== Exercise input ==
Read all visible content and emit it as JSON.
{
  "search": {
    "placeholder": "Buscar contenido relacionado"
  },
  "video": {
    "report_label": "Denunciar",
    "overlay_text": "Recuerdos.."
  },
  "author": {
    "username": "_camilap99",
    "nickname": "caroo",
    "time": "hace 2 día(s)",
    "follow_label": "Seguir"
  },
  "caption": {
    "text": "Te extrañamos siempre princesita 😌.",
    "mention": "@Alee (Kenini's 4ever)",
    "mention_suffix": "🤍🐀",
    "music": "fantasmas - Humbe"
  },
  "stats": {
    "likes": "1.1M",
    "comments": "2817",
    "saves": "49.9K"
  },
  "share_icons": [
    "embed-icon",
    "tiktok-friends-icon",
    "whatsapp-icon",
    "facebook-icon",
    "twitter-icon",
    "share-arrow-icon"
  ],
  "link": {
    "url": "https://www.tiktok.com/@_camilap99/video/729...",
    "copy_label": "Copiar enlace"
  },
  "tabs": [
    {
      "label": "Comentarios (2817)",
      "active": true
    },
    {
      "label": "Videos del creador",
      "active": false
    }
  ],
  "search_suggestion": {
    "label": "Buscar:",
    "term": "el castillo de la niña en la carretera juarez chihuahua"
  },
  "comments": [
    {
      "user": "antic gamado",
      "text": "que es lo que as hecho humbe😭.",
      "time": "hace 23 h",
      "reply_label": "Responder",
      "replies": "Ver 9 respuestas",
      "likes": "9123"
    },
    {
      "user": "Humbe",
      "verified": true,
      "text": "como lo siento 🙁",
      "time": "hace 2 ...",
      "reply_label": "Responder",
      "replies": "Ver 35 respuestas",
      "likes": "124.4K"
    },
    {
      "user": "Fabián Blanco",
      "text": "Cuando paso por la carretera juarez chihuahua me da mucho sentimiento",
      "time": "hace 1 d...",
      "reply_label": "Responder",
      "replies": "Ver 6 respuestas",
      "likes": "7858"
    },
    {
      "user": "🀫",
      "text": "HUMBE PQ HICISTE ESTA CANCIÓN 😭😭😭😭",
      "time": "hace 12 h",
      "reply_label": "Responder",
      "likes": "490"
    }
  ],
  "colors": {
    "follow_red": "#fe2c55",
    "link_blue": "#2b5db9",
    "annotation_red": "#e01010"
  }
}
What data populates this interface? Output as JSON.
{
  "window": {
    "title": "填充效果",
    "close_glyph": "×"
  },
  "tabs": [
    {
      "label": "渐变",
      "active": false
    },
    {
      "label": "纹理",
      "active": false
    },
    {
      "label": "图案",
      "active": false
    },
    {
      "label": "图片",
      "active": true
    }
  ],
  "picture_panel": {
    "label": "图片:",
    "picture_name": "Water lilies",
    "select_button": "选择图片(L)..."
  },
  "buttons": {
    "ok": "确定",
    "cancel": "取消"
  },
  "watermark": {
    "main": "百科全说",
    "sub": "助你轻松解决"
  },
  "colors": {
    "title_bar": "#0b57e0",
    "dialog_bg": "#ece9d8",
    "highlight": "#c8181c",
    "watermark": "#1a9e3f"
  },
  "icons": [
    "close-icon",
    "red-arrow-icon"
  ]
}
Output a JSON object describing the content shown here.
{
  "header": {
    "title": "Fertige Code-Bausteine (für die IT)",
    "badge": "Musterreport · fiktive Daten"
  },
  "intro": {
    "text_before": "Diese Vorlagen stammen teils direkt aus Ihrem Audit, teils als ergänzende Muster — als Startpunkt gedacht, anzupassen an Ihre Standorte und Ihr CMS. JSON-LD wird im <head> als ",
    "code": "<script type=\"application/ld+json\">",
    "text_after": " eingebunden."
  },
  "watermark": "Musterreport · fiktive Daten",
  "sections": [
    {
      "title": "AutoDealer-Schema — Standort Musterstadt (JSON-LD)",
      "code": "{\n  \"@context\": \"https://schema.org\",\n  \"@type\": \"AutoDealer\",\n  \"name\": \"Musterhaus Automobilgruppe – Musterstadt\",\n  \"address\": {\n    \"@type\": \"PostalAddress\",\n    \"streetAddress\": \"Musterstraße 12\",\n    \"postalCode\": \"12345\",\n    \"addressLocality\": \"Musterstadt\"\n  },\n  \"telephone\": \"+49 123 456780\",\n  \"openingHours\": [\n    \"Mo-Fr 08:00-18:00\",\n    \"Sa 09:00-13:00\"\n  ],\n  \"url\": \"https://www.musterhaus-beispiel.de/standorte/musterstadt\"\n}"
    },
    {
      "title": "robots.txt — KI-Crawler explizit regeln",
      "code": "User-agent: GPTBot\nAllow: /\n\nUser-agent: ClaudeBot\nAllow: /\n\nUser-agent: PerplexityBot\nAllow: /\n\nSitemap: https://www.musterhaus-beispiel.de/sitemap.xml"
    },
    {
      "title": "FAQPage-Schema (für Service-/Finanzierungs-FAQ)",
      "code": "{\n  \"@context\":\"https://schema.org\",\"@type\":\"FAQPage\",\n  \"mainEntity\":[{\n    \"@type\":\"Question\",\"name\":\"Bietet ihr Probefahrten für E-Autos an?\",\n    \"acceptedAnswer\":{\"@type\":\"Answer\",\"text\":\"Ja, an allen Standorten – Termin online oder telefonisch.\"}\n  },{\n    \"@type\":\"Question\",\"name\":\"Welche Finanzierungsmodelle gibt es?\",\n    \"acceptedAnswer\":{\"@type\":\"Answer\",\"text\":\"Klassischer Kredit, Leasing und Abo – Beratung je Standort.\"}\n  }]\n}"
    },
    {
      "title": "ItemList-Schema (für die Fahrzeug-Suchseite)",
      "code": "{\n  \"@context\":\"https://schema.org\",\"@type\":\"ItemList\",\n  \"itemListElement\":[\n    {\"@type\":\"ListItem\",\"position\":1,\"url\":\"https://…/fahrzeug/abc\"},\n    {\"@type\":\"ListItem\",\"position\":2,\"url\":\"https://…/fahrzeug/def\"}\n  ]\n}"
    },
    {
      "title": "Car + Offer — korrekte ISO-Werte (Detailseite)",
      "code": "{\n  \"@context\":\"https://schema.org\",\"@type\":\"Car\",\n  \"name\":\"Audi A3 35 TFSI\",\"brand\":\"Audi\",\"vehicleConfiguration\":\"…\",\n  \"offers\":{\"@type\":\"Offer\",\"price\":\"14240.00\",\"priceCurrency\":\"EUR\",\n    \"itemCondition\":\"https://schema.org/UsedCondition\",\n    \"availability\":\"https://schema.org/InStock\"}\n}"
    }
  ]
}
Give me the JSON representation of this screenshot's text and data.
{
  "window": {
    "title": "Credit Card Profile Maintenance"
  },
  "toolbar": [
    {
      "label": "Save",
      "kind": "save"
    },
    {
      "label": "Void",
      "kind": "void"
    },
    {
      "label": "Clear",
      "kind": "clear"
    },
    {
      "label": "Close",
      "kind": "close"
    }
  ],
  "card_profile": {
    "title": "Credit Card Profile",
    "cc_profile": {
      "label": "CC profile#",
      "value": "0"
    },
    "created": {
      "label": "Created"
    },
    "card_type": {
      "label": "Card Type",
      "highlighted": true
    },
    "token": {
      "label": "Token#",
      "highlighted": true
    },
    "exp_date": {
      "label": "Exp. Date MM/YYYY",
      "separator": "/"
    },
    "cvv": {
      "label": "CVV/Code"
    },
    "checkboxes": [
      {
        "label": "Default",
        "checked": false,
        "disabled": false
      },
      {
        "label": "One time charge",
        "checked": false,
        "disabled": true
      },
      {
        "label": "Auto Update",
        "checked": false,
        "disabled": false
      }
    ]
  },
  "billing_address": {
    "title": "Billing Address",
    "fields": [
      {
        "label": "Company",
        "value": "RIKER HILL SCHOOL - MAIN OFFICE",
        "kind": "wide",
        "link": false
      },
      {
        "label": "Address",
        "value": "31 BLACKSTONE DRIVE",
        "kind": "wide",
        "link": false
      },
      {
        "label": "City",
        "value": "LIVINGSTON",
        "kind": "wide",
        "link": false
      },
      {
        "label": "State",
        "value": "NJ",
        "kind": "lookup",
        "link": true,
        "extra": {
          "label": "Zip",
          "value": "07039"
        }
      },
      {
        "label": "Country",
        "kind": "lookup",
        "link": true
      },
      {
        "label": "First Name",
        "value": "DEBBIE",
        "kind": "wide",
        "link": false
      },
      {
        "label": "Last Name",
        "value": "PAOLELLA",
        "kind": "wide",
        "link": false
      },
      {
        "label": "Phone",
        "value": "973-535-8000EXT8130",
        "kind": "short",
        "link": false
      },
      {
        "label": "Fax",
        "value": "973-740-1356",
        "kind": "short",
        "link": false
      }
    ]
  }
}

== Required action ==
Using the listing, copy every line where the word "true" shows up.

== Result ==
      "active": true
      "verified": true,
      "active": true
      "highlighted": true
      "highlighted": true
        "disabled": true
        "link": true,
        "link": true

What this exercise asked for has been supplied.